## About this task
Reproduce every record exactly.

## Listed entries

──────────

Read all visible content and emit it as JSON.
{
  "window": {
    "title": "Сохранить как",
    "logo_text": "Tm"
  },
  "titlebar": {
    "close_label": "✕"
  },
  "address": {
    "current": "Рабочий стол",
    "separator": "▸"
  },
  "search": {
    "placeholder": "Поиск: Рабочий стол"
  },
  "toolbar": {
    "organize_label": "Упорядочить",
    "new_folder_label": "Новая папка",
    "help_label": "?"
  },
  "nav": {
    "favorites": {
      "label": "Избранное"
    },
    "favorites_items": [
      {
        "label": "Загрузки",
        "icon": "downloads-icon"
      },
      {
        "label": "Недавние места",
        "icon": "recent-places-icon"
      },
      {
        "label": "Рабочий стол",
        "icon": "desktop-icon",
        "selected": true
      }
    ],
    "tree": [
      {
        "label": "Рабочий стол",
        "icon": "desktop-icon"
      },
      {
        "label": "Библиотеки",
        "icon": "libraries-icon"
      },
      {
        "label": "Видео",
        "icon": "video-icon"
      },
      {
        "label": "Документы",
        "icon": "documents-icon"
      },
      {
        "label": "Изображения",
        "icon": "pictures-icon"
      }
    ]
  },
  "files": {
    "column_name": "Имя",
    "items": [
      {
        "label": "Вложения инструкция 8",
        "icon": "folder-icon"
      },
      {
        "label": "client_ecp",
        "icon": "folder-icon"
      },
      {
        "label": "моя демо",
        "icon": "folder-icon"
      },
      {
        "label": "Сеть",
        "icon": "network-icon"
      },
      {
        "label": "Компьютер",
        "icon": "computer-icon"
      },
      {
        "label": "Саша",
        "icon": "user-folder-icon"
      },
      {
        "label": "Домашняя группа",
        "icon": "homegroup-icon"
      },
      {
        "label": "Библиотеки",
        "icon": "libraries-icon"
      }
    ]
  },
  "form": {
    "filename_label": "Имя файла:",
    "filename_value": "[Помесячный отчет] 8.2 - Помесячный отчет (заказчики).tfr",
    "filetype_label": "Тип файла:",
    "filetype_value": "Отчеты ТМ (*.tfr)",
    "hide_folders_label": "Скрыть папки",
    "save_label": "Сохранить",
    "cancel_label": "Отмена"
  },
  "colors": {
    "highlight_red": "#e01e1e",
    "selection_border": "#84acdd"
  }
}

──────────

## Answer box
Read all visible content and emit it as JSON.
{
  "window": {
    "title": "Сохранить как",
    "logo_text": "Tm"
  },
  "titlebar": {
    "close_label": "✕"
  },
  "address": {
    "current": "Рабочий стол",
    "separator": "▸"
  },
  "search": {
    "placeholder": "Поиск: Рабочий стол"
  },
  "toolbar": {
    "organize_label": "Упорядочить",
    "new_folder_label": "Новая папка",
    "help_label": "?"
  },
  "nav": {
    "favorites": {
      "label": "Избранное"
    },
    "favorites_items": [
      {
        "label": "Загрузки",
        "icon": "downloads-icon"
      },
      {
        "label": "Недавние места",
        "icon": "recent-places-icon"
      },
      {
        "label": "Рабочий стол",
        "icon": "desktop-icon",
        "selected": true
      }
    ],
    "tree": [
      {
        "label": "Рабочий стол",
        "icon": "desktop-icon"
      },
      {
        "label": "Библиотеки",
        "icon": "libraries-icon"
      },
      {
        "label": "Видео",
        "icon": "video-icon"
      },
      {
        "label": "Документы",
        "icon": "documents-icon"
      },
      {
        "label": "Изображения",
        "icon": "pictures-icon"
      }
    ]
  },
  "files": {
    "column_name": "Имя",
    "items": [
      {
        "label": "Вложения инструкция 8",
        "icon": "folder-icon"
      },
      {
        "label": "client_ecp",
        "icon": "folder-icon"
      },
      {
        "label": "моя демо",
        "icon": "folder-icon"
      },
      {
        "label": "Сеть",
        "icon": "network-icon"
      },
      {
        "label": "Компьютер",
        "icon": "computer-icon"
      },
      {
        "label": "Саша",
        "icon": "user-folder-icon"
      },
      {
        "label": "Домашняя группа",
        "icon": "homegroup-icon"
      },
      {
        "label": "Библиотеки",
        "icon": "libraries-icon"
      }
    ]
  },
  "form": {
    "filename_label": "Имя файла:",
    "filename_value": "[Помесячный отчет] 8.2 - Помесячный отчет (заказчики).tfr",
    "filetype_label": "Тип файла:",
    "filetype_value": "Отчеты ТМ (*.tfr)",
    "hide_folders_label": "Скрыть папки",
    "save_label": "Сохранить",
    "cancel_label": "Отмена"
  },
  "colors": {
    "highlight_red": "#e01e1e",
    "selection_border": "#84acdd"
  }
}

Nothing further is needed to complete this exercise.